Our friends, the Anderson boys, Tom and Phil, had paper routes delivering the Pittsburg Sun and influenced me and my older brother Bill to become paper boys. Bill began delivering in the summer of 1944. His route included some of the downtown Pittsburg area, and he had to walk that portion of his route. Since Bill was carrying papers, I had to have a route. So just before I started the seventh grade in Roosevelt Jr. High in the fall of 1944, I got a route which had about 200 customers in the area between the Kansas City Southern railroad tracks and Water Street and between First Street and Eleventh Street.
The newspapers came off the press at about 12:30 a.m. so my brother Bill and I would get up at about midnight and ride our bicycles to the newspaper office at Seventh and Locust streets from our house at 1106 E. 14th. We were waiting when the first papers came off the press. They would slide down a chute into the basement from the press room upstairs. We were provided enough papers for our customers, and a few extras, which we had to pay for. They would not give us many extras, as I believe they were concerned that we might sell them at the railroad station or somewhere else that the newspaper had a newsstand.

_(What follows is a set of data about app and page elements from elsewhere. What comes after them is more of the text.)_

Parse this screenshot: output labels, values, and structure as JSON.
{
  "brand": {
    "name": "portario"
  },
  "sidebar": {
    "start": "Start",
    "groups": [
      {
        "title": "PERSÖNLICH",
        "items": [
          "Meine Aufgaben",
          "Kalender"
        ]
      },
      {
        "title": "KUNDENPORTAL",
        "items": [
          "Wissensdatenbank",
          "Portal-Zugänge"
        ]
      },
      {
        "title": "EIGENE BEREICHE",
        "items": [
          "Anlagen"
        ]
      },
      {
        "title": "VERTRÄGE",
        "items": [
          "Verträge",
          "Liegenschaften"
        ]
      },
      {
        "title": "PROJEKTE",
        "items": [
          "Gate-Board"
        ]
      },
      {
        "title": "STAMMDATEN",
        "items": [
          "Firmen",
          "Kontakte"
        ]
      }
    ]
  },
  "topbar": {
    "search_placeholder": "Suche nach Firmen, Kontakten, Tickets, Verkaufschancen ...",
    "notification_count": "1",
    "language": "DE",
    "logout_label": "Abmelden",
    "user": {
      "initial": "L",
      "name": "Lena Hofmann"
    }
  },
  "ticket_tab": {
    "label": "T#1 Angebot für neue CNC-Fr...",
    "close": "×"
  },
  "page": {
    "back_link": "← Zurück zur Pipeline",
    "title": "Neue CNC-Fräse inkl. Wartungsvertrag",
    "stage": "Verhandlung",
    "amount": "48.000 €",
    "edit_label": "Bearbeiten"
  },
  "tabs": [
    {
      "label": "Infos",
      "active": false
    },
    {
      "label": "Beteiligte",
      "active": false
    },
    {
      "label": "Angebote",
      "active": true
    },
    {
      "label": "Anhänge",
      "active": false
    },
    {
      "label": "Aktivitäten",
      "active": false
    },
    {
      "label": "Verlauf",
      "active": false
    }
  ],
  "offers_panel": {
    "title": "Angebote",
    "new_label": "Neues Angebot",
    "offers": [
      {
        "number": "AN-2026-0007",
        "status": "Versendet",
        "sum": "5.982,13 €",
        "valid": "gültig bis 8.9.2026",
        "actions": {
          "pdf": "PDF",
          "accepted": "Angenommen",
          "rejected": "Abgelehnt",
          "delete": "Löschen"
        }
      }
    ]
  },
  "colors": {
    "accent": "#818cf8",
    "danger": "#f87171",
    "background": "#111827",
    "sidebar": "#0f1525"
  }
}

There were long benches in the basement where we laid our papers out and folded them in a form that would allow us to throw the paper 40 to 50 feet. After folding, we loaded them into a cloth bag with a shoulder strap, carried them to our bicycles and put the bag of papers into our baskets. It was about one a.m. in the morning when we started delivering. It took me about two and a half hours to deliver my papers so I got back home at about 3:30 a.m. and then went back to bed until it was time to get up at about 7:30 a.m. to go to school. Bill delivered more papers than I did, and the part of his route that he walked took more time, so he would not get home until about 4:30 a.m. We generally went to bed about 7:30 in the evening.
Collecting paid off
I collected for the papers door to door once a week, and the price was 18 cents a week. I paid 10 cents a week per customer to the newspaper and I got to keep 8 cents. I remember the various odors of cooking as I made my collections on Saturdays and often wondered what was being cooked. I hated collecting so I often did not collect every week, but would wait two or three weeks between collections. The newspaper office expected weekly collections and weekly payments but somehow I got by with it. I was making about $16 a week — which was a lot of money for me — and I did not spend much, so I saved a lot. But I did buy a clarinet and paid for lessons from Mr. Theis, who was the father of my school orchestra teacher. I only took lessons for about six months, and then we moved to a farm just east of Frontenac so I quit taking clarinet lessons.
Bill and I both decided to buy new bicycles with some of the money earned. A bicycle was available that had a very large basket over the front wheel, and the front wheel was only about half the diameter of a normal wheel, so it allowed space for a very large basket. We each bought one but found out rather quickly that, although they had a large space to carry the papers, they were very hard to pedal. We used them for a few weeks, and then went back to our old bicycles.
We would ride down the sidewalks and throw our papers on the porches as we rode by. One morning, just before Christmas, I threw a paper and heard a window break. The paper went through the living room window and landed next to the Christmas tree. I don’t remember the circumstances of how the people became aware their window was broken, as they were asleep at the time, but I eventually paid for replacing it.
Tom Anderson told a story of a Pittsburg paperboy who threw a paper through a window. He knew that the customer whose window he had just broken also had the Kansas City Star delivered so, after breaking the window, he walked up on the porch, reached through the broken window and retrieved his Morning Sun, dropped it on the front porch, picked up the Kansas City Star from the porch floor and dropped it through the broken window into the house.
Dealing with dogs
There were always dogs running loose in the neighborhoods where I delivered papers, and although there were not a lot of them, they could be a nuisance and possibly dangerous. I don’t remember why we dressed as we did, whether it was experienced carriers that advised us, or whether we came up with it ourselves, but we wore knee length heavy leather boots and military style boot pants with the flare at the thighs. It saved me a few dog bites, as some of the dogs got my leather boot in their mouth, but did not penetrate the leather. One of the older paperboys had a standing offer, if we had a dog that was particularly troublesome or dangerous, he would accompany us on our route with his rifle and solve the problem for us.
— Jim McCabe, July 5, 2000 – to be continued next week
If you have a paperboy story to share, you can send it to me at firstname.lastname@example.org or 401 W. Euclid, Pittsburg, KS 66762. — J.T. Knoll